Hair cases previously have been before courts involving prison regulations. Brown v. Wainwright, 419 F.2d 1376 (5th Cir. 1970). The Court of Appeals there in denying a petition to invalidate a prison regulation requiring prisoners to be clean shaven, stated:

 
"Lawful incarceration brings with it the necessary withdrawal or limitations of many privileges and rights. Price v. Johnston, 334 U.S. 266, 68 S. Ct. 1049, 92 L. Ed. 1356 (1948); Jackson v. Godwin, 5 Cir., 1968, 400 F.2d 529; Walker v. Blackwell, 5 Cir., 1969, 411 F.2d 23.
 
The rule in question is applied to all inmates alike. For personal cleanliness and for personal identification under prison conditions, the rule appears to be neither unreasonable nor arbitrary. There is thus no Constitutional basis for our interference with this vital state function." 419 F.2d at 1377
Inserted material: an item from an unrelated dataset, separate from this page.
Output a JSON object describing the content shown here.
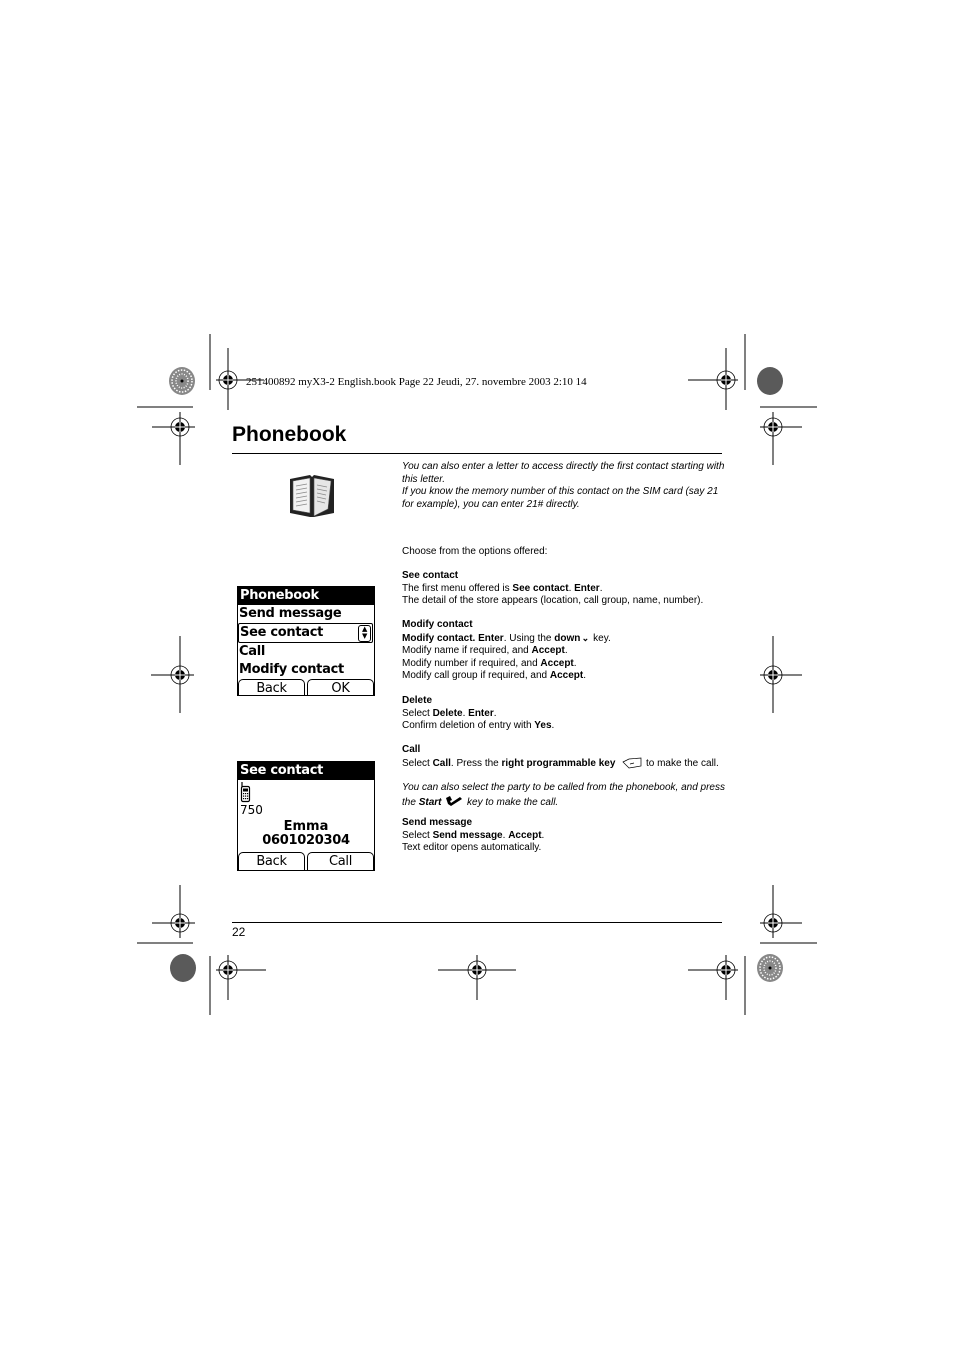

See also Brooks v. Wainwright, 428 F.2d 652 (5th Cir. 1970), where a regulation requiring a prisoner to shave twice a week and receive periodic haircuts was upheld as reasonable. Military discipline has required cutting of the hair. See Raderman v. Kaine, 411 F.2d 1102 (2nd Cir. 1969); Gianatasio v. Whyte, 426 F.2d 908 (2nd Cir. 1970).

This court has held that the right to wear one's hair as he chooses may rise to constitutional heights as against a school board's attempt to exclude him from attending school on account thereof. See Westley v. Rossi, 305 F. Supp. 706 (D. Minn.1969). The premise of that case, however, is far different from a situation involving a prisoner and the Westley case is wholly inapposite. In Brooks v. Wainwright, supra, the court (see fn. 4) distinguished school cases from a prisoner case.

The court therefore finds that the rules and regulations of which petitioner complains are reasonable, do not constitute cruel and inhuman punishment and are well within the discretion lodged with prison officials. The petition is therefore denied.